It’s true that the economy has been tough the last few years, but can you fix it? Probably not. Focusing on things you can’t control is like the race car driver who looks at the wall when they’re driving 200 mph. Since the car will go in the direction where the driver is looking, all race car drivers know to look at the track in front of them, not at the wall. Forgetting this will cause them to hit the wall – and that’s never a good thing.
So focus on what you can have an influence on. Things like your marketing plan, being found by those people who have an immediate need for your products or services today, and building relationships with them so they don’t think of calling someone else when emergency strikes.
While there are other things that cause business owners to go out of business, these are the most important ones. Avoid them like you would a rabid dog, and you’ll probably live to see your business grow and prosper. The most successful business owners I know run a sizable business that produces more than enough profit for them to live a great lifestyle.
But every one of them (unless they inherited a successful business) started out as an employee and one day went on their own. As it was in the day when Roger Bannister ran the first 4-minute mile, and in the process opened the door to others who soon accomplished it themselves, success is repeatable.
If you’ve ever seen a business owner who’s enjoying great success, then you know that it’s possible for you to do it too. All you have to do is have a dream, a plan, and the commitment to see it through.
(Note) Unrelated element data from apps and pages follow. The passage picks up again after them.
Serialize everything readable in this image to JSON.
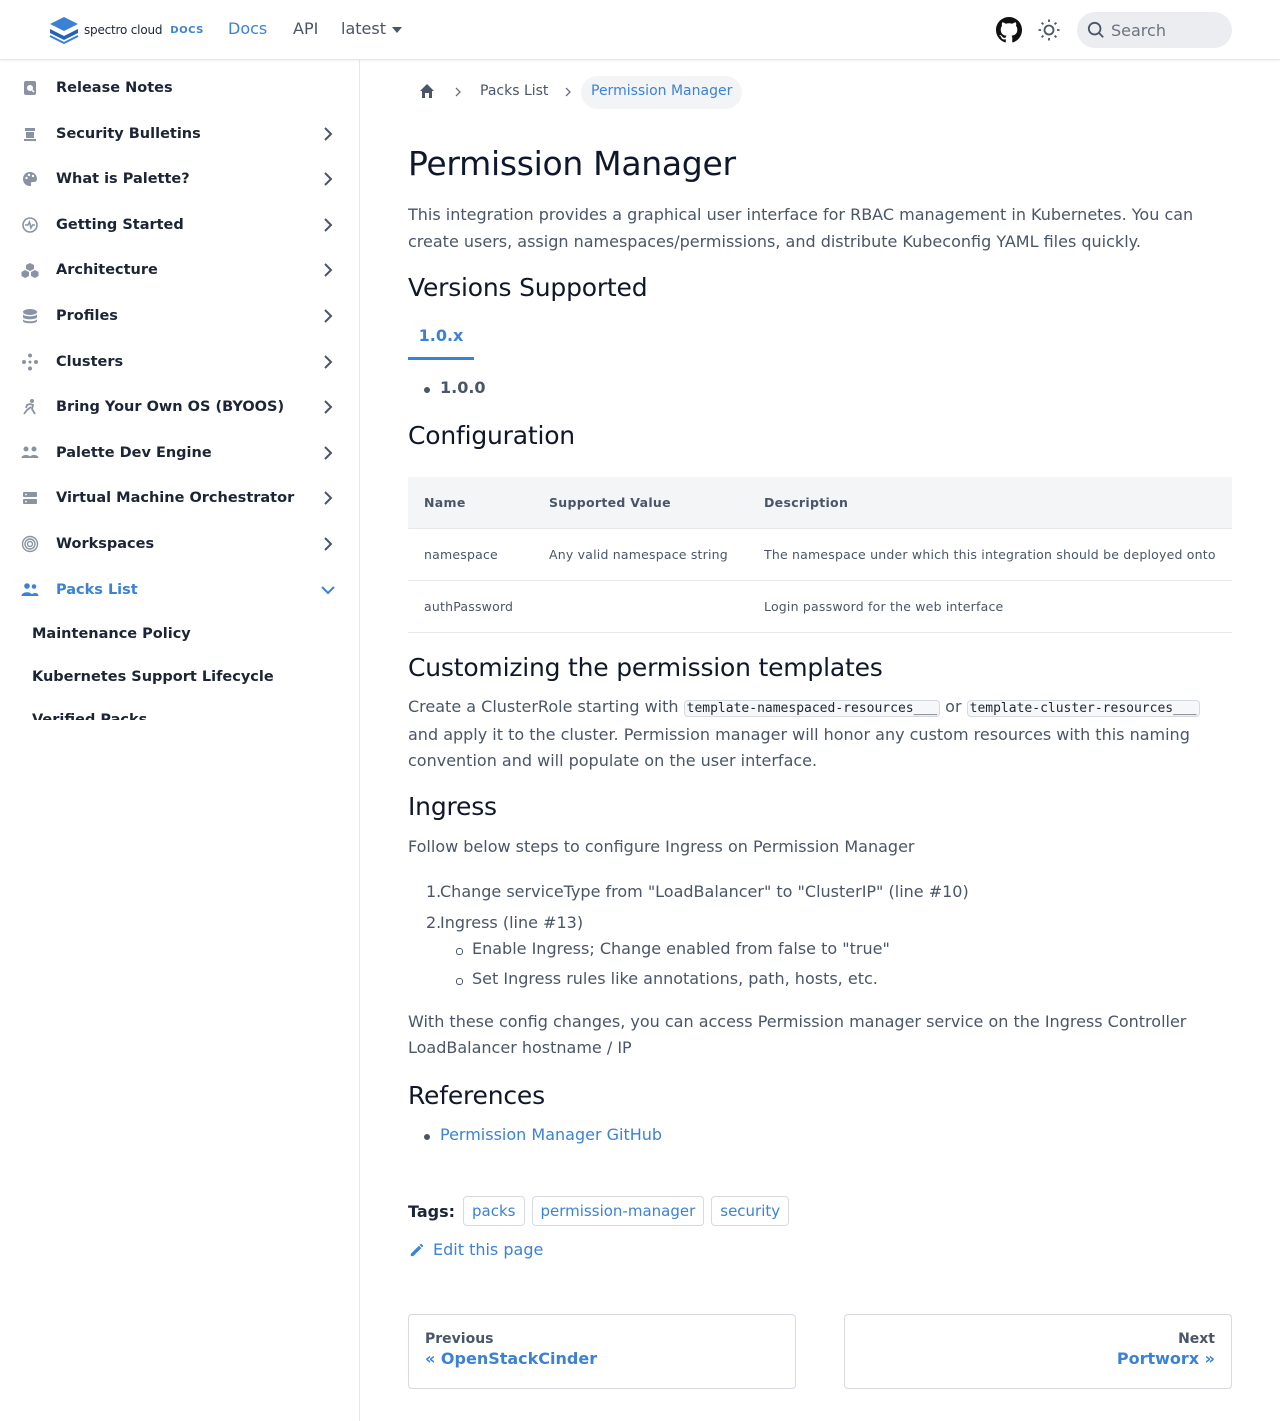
{
  "navbar": {
    "logo_text": "spectro cloud",
    "logo_docs": "DOCS",
    "links": {
      "docs": "Docs",
      "api": "API",
      "version": "latest"
    },
    "search_placeholder": "Search",
    "icons": {
      "github": "github-icon",
      "theme": "sun-icon",
      "search": "search-icon"
    },
    "accent_color": "#3b82d6"
  },
  "sidebar": {
    "items": [
      {
        "label": "Release Notes",
        "icon": "release-notes-icon",
        "has_children": false
      },
      {
        "label": "Security Bulletins",
        "icon": "security-bulletins-icon",
        "has_children": true
      },
      {
        "label": "What is Palette?",
        "icon": "palette-icon",
        "has_children": true
      },
      {
        "label": "Getting Started",
        "icon": "getting-started-icon",
        "has_children": true
      },
      {
        "label": "Architecture",
        "icon": "architecture-icon",
        "has_children": true
      },
      {
        "label": "Profiles",
        "icon": "profiles-icon",
        "has_children": true
      },
      {
        "label": "Clusters",
        "icon": "clusters-icon",
        "has_children": true
      },
      {
        "label": "Bring Your Own OS (BYOOS)",
        "icon": "byoos-icon",
        "has_children": true
      },
      {
        "label": "Palette Dev Engine",
        "icon": "dev-engine-icon",
        "has_children": true
      },
      {
        "label": "Virtual Machine Orchestrator",
        "icon": "vm-orchestrator-icon",
        "has_children": true
      },
      {
        "label": "Workspaces",
        "icon": "workspaces-icon",
        "has_children": true
      },
      {
        "label": "Packs List",
        "icon": "packs-list-icon",
        "has_children": true,
        "expanded": true,
        "active": true
      }
    ],
    "sub_items": [
      "Maintenance Policy",
      "Kubernetes Support Lifecycle",
      "Verified Packs"
    ]
  },
  "breadcrumb": {
    "home_icon": "home-icon",
    "items": [
      "Packs List",
      "Permission Manager"
    ]
  },
  "page": {
    "title": "Permission Manager",
    "intro": "This integration provides a graphical user interface for RBAC management in Kubernetes. You can create users, assign namespaces/permissions, and distribute Kubeconfig YAML files quickly.",
    "versions_heading": "Versions Supported",
    "version_tab": "1.0.x",
    "version_items": [
      "1.0.0"
    ],
    "config_heading": "Configuration",
    "config_table": {
      "headers": [
        "Name",
        "Supported Value",
        "Description"
      ],
      "rows": [
        [
          "namespace",
          "Any valid namespace string",
          "The namespace under which this integration should be deployed onto"
        ],
        [
          "authPassword",
          "",
          "Login password for the web interface"
        ]
      ]
    },
    "customizing_heading": "Customizing the permission templates",
    "customizing": {
      "text1": "Create a ClusterRole starting with ",
      "code1": "template-namespaced-resources___",
      "text2": " or ",
      "code2": "template-cluster-resources___",
      "text3": "and apply it to the cluster. Permission manager will honor any custom resources with this naming",
      "text4": "convention and will populate on the user interface."
    },
    "ingress_heading": "Ingress",
    "ingress_intro": "Follow below steps to configure Ingress on Permission Manager",
    "ingress_steps": [
      {
        "num": "1.",
        "text": "Change serviceType from \"LoadBalancer\" to \"ClusterIP\" (line #10)"
      },
      {
        "num": "2.",
        "text": "Ingress (line #13)"
      }
    ],
    "ingress_substeps": [
      "Enable Ingress; Change enabled from false to \"true\"",
      "Set Ingress rules like annotations, path, hosts, etc."
    ],
    "ingress_outro_1": "With these config changes, you can access Permission manager service on the Ingress Controller",
    "ingress_outro_2": "LoadBalancer hostname / IP",
    "references_heading": "References",
    "references": [
      "Permission Manager GitHub"
    ],
    "tags_label": "Tags:",
    "tags": [
      "packs",
      "permission-manager",
      "security"
    ],
    "edit_label": "Edit this page",
    "pager": {
      "prev_sub": "Previous",
      "prev_title": "« OpenStackCinder",
      "next_sub": "Next",
      "next_title": "Portworx »"
    }
  }
}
If you relate to any of the points in this article and are seeking some answers about implementing a successful Internet marketing program for your roofing business – then please leave comment below so we can talk with you about your goals and plans.